▶ **Prompt**
Below are some entries; set them all down exactly.

▶ **Supplied entries**
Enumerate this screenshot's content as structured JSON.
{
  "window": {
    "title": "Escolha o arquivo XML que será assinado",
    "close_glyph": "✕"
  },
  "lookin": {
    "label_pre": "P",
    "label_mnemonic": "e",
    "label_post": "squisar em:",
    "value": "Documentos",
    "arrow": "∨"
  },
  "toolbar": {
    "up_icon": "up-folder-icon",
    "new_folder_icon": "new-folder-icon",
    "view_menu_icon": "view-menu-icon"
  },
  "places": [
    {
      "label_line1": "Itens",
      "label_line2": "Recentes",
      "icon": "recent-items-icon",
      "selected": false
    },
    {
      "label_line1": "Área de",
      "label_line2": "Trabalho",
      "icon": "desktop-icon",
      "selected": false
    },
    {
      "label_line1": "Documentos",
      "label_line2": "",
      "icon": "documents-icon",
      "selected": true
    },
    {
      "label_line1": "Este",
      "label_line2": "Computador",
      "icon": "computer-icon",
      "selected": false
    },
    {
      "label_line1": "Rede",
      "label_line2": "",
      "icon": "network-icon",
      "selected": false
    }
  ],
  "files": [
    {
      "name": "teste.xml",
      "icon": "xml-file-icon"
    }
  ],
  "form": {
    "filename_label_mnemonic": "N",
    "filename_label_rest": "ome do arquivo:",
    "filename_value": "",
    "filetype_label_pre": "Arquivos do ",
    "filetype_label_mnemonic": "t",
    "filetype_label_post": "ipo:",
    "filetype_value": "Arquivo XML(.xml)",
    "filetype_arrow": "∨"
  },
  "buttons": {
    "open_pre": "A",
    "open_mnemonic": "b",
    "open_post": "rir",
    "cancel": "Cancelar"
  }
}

▶ **Solution to the problem**
Enumerate this screenshot's content as structured JSON.
{
  "window": {
    "title": "Escolha o arquivo XML que será assinado",
    "close_glyph": "✕"
  },
  "lookin": {
    "label_pre": "P",
    "label_mnemonic": "e",
    "label_post": "squisar em:",
    "value": "Documentos",
    "arrow": "∨"
  },
  "toolbar": {
    "up_icon": "up-folder-icon",
    "new_folder_icon": "new-folder-icon",
    "view_menu_icon": "view-menu-icon"
  },
  "places": [
    {
      "label_line1": "Itens",
      "label_line2": "Recentes",
      "icon": "recent-items-icon",
      "selected": false
    },
    {
      "label_line1": "Área de",
      "label_line2": "Trabalho",
      "icon": "desktop-icon",
      "selected": false
    },
    {
      "label_line1": "Documentos",
      "label_line2": "",
      "icon": "documents-icon",
      "selected": true
    },
    {
      "label_line1": "Este",
      "label_line2": "Computador",
      "icon": "computer-icon",
      "selected": false
    },
    {
      "label_line1": "Rede",
      "label_line2": "",
      "icon": "network-icon",
      "selected": false
    }
  ],
  "files": [
    {
      "name": "teste.xml",
      "icon": "xml-file-icon"
    }
  ],
  "form": {
    "filename_label_mnemonic": "N",
    "filename_label_rest": "ome do arquivo:",
    "filename_value": "",
    "filetype_label_pre": "Arquivos do ",
    "filetype_label_mnemonic": "t",
    "filetype_label_post": "ipo:",
    "filetype_value": "Arquivo XML(.xml)",
    "filetype_arrow": "∨"
  },
  "buttons": {
    "open_pre": "A",
    "open_mnemonic": "b",
    "open_post": "rir",
    "cancel": "Cancelar"
  }
}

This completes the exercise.